Tropical Ecology

Author: John Kricher
Publisher: Princeton University Press
ISBN: 9781400838950
Size: 61.76 MB
Format: PDF, Docs
View: 5020
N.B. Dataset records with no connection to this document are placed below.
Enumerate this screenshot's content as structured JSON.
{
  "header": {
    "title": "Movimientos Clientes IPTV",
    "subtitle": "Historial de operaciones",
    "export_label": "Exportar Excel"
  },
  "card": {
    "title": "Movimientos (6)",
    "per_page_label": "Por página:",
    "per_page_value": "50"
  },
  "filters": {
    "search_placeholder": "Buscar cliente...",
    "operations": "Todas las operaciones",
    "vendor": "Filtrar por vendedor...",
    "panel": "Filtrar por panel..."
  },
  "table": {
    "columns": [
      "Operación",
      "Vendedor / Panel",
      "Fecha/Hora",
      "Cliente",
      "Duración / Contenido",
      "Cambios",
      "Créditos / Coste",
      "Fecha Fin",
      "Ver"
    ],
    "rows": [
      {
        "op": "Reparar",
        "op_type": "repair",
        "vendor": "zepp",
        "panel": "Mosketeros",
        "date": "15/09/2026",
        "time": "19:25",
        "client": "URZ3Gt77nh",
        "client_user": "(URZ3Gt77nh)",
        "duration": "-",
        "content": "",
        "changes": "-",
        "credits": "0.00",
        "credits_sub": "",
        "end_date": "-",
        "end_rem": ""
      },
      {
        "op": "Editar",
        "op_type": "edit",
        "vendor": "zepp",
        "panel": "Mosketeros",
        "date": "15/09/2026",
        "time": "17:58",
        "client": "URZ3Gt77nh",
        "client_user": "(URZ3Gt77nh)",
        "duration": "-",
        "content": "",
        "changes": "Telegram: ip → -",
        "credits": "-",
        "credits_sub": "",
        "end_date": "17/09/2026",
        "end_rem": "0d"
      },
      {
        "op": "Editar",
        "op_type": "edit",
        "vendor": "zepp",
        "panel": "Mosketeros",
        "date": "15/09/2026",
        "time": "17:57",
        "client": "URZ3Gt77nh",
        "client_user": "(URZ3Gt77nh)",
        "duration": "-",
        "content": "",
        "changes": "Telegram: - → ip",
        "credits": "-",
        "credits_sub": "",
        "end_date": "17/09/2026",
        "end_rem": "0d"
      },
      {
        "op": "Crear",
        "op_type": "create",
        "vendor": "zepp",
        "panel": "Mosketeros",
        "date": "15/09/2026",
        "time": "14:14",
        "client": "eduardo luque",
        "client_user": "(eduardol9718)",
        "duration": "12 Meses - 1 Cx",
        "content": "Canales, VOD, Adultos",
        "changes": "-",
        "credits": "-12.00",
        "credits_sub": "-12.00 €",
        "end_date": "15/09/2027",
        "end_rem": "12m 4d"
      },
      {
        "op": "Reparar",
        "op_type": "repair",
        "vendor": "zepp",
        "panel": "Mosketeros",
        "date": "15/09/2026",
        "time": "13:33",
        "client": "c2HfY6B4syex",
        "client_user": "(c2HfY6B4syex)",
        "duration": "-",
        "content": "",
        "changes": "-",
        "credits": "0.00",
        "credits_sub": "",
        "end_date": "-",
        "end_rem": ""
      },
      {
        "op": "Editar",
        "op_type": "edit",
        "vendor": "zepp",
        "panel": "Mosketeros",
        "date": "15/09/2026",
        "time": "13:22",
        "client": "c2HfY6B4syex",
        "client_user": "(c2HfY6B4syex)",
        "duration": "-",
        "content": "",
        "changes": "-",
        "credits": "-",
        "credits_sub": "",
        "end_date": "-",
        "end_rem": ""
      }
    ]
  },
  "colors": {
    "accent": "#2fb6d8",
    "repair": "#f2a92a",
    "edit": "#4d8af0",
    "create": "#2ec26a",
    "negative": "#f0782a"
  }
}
This full-color illustrated textbook offers the first comprehensive introduction to all major aspects of tropical ecology. It explains why the world's tropical rain forests are so universally rich in species, what factors may contribute to high species richness, how nutrient cycles affect rain forest ecology, and how ecologists investigate the complex interrelationships among flora and fauna. It covers tropical montane ecology, riverine ecosystems, savanna, dry forest--and more. Tropical Ecology begins with a historical overview followed by a sweeping discussion of biogeography and evolution, and then introduces students to the unique and complex structure of tropical rain forests. Other topics include the processes that influence everything from species richness to rates of photosynthesis: how global climate change may affect rain forest characteristics and function; how fragmentation of ecosystems affects species richness and ecological processes; human ecology in the tropics; biodiversity; and conservation of tropical ecosystems and species. Drawing on real-world examples taken from actual research, Tropical Ecology is the best textbook on the subject for advanced undergraduates and graduate students. Offers the first comprehensive introduction to tropical ecology Describes all the major kinds of tropical terrestrial ecosystems Explains species diversity, evolutionary processes, and coevolutionary interactions Features numerous color illustrations and examples from actual research Covers global warming, deforestation, reforestation, fragmentation, and conservation The essential textbook for advanced undergraduates and graduate students Suitable for courses with a field component Leading universities that have adopted this book include: Biola University Bucknell University California State University, Fullerton Colorado State University - Fort Collins Francis Marion University Michigan State University Middlebury College Northern Kentucky University Ohio Wesleyan University St. Mary's College of Maryland Syracuse University Tulane University University of California, Santa Cruz University of Central Florida University of Cincinnati University of Florida University of Missouri University of New Mexico University of North Carolina at Chapel Hill University of the West Indies Some images inside the book are unavailable due to digital copyright restrictions.